Whereas in a bear market, due to the decreasing stock, people want to sell their shares, but the demand is deficient. Because of this, the share prices plummet.
The people’s reaction to the market conditions is termed investor sentiment. It is crucial to the market because it acts as a determining factor for its rise or fall. That is why the two variables, i.e., the stock market performance and investor sentiment, are co-dependent. For example, when there is a bear phase of the market, the market is already going in a downward trend, and the investors then sell their stock, increasing the downward trend.
Gross Domestic Product (GDP)
The gross domestic product also depends on the market’s phase. In the bear phase, the market is already in a recession. Therefore, people do not buy much, which causes the GDP to decrease.
In the bull phase, on the contrary, the investors are putting in more money in the market, which causes the companies’ revenues to increase. With the increase in revenue, the employees’ salaries are guaranteed to rise, which leads to people spending more money on buying stuff. Hence, the GDP increases.
The unemployment rate is also one of the differences between the bull market and the bear market. It is because it depends on these phases. If the unemployment rate is high, the bear phase is going on – the companies have little revenue to pay the workers’ salaries; hence they either do not hire workers or have to fire some.
Whereas during the bull phase, the investors invest more money in the market, the companies’ revenue increases, and so do employment opportunities. Hence, the unemployment rate goes down during the bull phase.
Inflation normally occurs within the bull phase. However, a bear phase may result in high inflation under some circumstances. The cause of inflation in the bull market is increased demand for products and services. In contrast, the decrease in order in the bear phase becomes the cause of deflation.
There is also a difference in interest rates in both bear and bull markets. In bull markets, there is a low interest rate. A high interest rate can be seen in the bear market. In bull phases, because of the low interest rates, the companies tend to expand by borrowing money. On the other hand, high interest rates prove to hinder the company’s growth.
You should not try to time the market. It is because you could lose a lot of profit by selling too quickly or hoarding an investment. It is in your best interest to plan according to the conditions of the market at the present moment. Your primary focus should not be on whether to invest but on how you will invest.

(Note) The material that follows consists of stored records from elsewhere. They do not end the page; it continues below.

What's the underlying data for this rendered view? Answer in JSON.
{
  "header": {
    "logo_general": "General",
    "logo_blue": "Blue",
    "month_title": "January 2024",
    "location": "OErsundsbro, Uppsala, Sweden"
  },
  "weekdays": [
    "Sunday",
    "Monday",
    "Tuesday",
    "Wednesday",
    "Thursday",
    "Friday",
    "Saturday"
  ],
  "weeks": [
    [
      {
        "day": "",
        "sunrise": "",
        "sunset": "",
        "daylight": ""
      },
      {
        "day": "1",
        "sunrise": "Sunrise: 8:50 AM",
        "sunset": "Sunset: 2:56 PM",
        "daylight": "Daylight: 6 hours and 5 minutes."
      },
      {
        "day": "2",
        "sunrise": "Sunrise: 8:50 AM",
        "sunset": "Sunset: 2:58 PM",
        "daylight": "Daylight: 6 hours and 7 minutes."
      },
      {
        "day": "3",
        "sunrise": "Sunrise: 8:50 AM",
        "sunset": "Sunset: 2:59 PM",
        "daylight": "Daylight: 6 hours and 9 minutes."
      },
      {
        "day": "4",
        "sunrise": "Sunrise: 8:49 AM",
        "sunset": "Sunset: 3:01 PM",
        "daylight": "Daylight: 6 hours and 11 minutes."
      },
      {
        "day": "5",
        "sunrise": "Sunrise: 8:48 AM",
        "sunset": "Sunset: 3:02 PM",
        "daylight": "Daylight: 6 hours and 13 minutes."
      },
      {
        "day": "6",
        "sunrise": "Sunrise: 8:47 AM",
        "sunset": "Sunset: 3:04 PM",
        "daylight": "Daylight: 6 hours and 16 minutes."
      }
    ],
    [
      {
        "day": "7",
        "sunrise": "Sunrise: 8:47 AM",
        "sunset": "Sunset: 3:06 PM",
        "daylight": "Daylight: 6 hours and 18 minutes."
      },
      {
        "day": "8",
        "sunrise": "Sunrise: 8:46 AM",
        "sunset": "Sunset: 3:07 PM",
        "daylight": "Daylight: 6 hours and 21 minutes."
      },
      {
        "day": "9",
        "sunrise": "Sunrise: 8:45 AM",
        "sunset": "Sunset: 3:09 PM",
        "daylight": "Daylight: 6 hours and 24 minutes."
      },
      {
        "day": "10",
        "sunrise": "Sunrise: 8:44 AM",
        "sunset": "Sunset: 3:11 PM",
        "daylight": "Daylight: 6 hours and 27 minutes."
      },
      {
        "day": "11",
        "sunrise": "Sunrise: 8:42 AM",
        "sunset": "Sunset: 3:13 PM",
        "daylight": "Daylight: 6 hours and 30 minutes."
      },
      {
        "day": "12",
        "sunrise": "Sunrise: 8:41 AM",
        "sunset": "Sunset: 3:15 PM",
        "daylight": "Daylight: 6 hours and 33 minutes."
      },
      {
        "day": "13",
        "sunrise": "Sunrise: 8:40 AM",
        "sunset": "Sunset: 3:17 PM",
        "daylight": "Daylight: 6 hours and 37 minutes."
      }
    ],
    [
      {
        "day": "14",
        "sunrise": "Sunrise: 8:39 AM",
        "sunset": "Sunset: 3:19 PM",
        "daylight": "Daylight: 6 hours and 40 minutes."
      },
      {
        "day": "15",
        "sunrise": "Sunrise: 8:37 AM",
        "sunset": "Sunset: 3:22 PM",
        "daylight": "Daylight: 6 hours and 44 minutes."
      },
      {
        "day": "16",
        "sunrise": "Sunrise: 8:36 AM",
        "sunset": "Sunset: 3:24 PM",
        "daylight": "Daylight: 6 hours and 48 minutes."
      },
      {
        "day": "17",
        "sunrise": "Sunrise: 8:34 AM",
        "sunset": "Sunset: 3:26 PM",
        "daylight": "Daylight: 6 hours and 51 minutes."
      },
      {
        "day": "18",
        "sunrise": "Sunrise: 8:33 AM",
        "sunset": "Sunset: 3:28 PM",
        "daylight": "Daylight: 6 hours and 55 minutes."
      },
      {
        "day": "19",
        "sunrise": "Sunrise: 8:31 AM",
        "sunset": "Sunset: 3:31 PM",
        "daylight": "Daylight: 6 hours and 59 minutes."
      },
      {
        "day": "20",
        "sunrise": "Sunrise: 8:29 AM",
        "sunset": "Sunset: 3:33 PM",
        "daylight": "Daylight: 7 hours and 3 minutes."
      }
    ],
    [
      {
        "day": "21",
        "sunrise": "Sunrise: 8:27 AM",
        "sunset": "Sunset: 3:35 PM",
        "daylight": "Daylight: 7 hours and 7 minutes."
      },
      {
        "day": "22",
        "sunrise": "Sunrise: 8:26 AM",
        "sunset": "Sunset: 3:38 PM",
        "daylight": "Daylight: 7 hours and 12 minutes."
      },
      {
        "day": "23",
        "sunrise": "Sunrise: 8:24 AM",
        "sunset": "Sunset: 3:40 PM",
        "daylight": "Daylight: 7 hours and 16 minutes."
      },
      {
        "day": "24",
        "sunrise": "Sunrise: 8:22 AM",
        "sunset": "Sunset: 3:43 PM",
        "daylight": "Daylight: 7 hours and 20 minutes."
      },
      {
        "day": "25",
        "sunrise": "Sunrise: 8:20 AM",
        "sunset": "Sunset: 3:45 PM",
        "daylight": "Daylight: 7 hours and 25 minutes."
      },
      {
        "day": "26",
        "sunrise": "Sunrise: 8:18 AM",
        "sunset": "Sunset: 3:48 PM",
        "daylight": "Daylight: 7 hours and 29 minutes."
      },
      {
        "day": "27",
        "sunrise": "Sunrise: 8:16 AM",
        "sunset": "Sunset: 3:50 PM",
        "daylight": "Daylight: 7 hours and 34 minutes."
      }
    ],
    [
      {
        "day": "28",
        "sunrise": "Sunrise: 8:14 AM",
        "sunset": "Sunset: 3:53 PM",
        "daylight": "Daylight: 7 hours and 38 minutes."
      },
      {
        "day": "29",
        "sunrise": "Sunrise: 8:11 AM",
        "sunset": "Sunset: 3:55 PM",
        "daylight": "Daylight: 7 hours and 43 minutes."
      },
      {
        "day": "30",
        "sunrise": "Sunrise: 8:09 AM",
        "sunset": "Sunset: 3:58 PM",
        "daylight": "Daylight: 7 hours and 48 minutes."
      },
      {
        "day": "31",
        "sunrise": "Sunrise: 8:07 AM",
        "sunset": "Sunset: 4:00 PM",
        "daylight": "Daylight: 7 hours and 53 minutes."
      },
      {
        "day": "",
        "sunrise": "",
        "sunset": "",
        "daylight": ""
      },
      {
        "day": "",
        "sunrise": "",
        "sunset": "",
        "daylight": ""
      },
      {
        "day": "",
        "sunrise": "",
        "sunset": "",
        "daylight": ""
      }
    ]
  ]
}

Lastly, instead of selling your assets, you should try to hold a diversified mix of assets when the market puts you in an uncomfortable position. It’s always better to have a combination of stocks, commodities, and pairs, instead of hoarding up just one type of investment. This will ensure that when the market fluctuates for one kind of asset, you will still have backup assets to fall onto as you let go of one type of asset.